anonymous
 4 years ago
Best ResponseYou've already chosen the best response.0now how do you find the components q1?

TuringTest
 4 years ago
Best ResponseYou've already chosen the best response.1let's put a grid on our point so we can do a little trigonometry:dw:1327884328041:dwThe next one I want to find is the vector due to q3. You will see why soon.

TuringTest
 4 years ago
Best ResponseYou've already chosen the best response.1notice all the geometry we can do here, and all the places this angle theta turns updw:1327884443364:dwwe can find r with the pythagorean theorem, and the angle with the inverse tangent.

TuringTest
 4 years ago
Best ResponseYou've already chosen the best response.1\[r=\sqrt{3^2+1}\]\[\theta=\tan^{1}(\frac13)\]so we have\[\overrightarrow{E_3}=\frac{1}{4\pi\epsilon_0}\frac{q_3}{r^2}\overrightarrow{r}=<\frac{1}{4\pi\epsilon_0}\frac{q_3}{r^2}\cos\theta,\frac{1}{4\pi\epsilon_0}\frac{q_3}{r^2}\sin\theta>\]so this can be solved quickly as well now

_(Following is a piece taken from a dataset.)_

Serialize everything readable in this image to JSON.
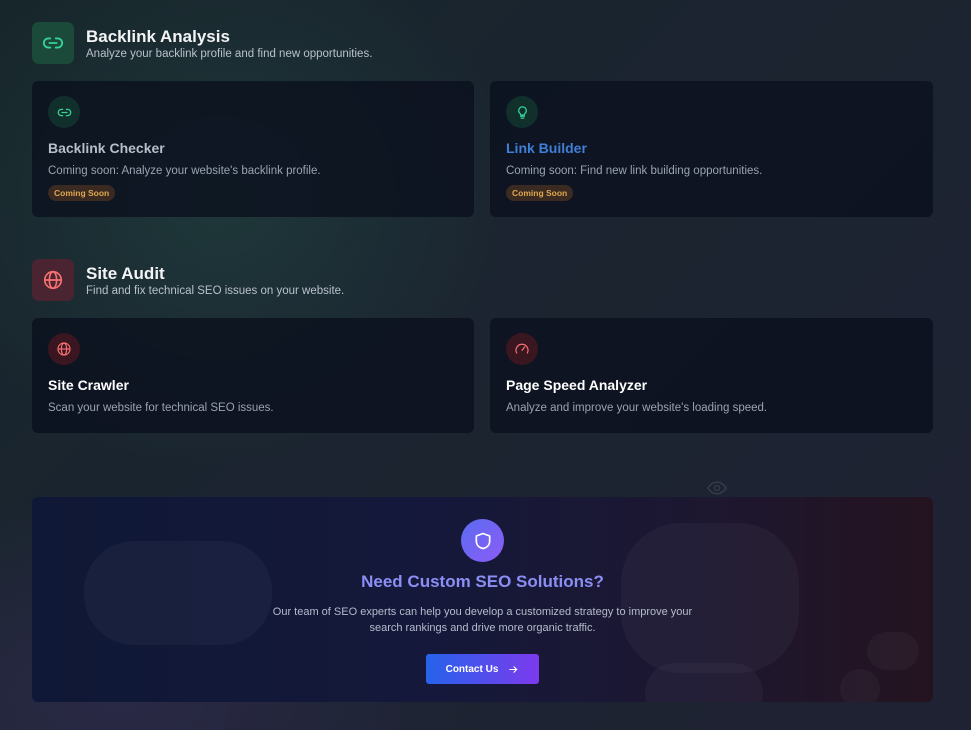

TuringTest
 4 years ago
Best ResponseYou've already chosen the best response.1^I suppose you have to put the centimeters in terms of meters above actually

TuringTest
 4 years ago
Best ResponseYou've already chosen the best response.1\[r=\sqrt{0.03^2+0.01^2}\]\[\theta=\tan^{1}(\frac13)\]

anonymous
 4 years ago
Best ResponseYou've already chosen the best response.0Ok, i understand all of that so far.

TuringTest
 4 years ago
Best ResponseYou've already chosen the best response.1well if you have the radius and angle you can solve that guy, right? now E1 will be simple, because by symmetry it will have the same vector as E3, only the ycomponent will be negative\[\overrightarrow{E_1}=\frac{1}{4\pi\epsilon_0}\frac{q}{r^2}\overrightarrow{r}=<\frac{1}{4\pi\epsilon_0}\frac{q}{r^2}\cos\theta,\frac{1}{4\pi\epsilon_0}\frac{q}{r^2}\sin\theta>\]where theta is the angle we used earlier. Same r as well.

TuringTest
 4 years ago
Best ResponseYou've already chosen the best response.1dw:1327885322988:dw

anonymous
 4 years ago
Best ResponseYou've already chosen the best response.0Thanks for helping this the set up. I'll let you know if it doesn't work on the homework. (it can be finicky sometimes)

TuringTest
 4 years ago
Best ResponseYou've already chosen the best response.1please do, good luck!

anonymous
 4 years ago
Best ResponseYou've already chosen the best response.0For some reason it keeps saying I'm wrong for my q2 answer. I wrote that the answer was (1,0). I'm pretty sure it's right but just want to check with you (the answer is in kiloNewtons by the way).

TuringTest
 4 years ago
Best ResponseYou've already chosen the best response.1let me bust out the calculator...

anonymous
 4 years ago
Best ResponseYou've already chosen the best response.0thanks for doing that :).

TuringTest
 4 years ago
Best ResponseYou've already chosen the best response.1wait, the answer is in V/m or N/c or something, not just N that's force

anonymous
 4 years ago
Best ResponseYou've already chosen the best response.0Yep that worked. thanks, i now see what i did wrong.

TuringTest
 4 years ago
Best ResponseYou've already chosen the best response.1Have you tried the others yet? if not be careful of the units is all I can say...

anonymous
 4 years ago
Best ResponseYou've already chosen the best response.0yes, they all worked. Thank you very much

TuringTest
 4 years ago
Best ResponseYou've already chosen the best response.1awesome! glad to help :)

anonymous
 4 years ago
Best ResponseYou've already chosen the best response.0Your saving the world by helping one physics student at a time. lol
Ask your own question
Sign UpFind more explanations on OpenStudy
Your question is ready. Sign up for free to start getting answers.
spraguer
(Moderator)
5
→ View Detailed Profile
is replying to Can someone tell me what button the professor is hitting...
23
 Teamwork 19 Teammate
 Problem Solving 19 Hero
 Engagement 19 Mad Hatter
 You have blocked this person.
 ✔ You're a fan Checking fan status...
Thanks for being so helpful in mathematics. If you are getting quality help, make sure you spread the word about OpenStudy.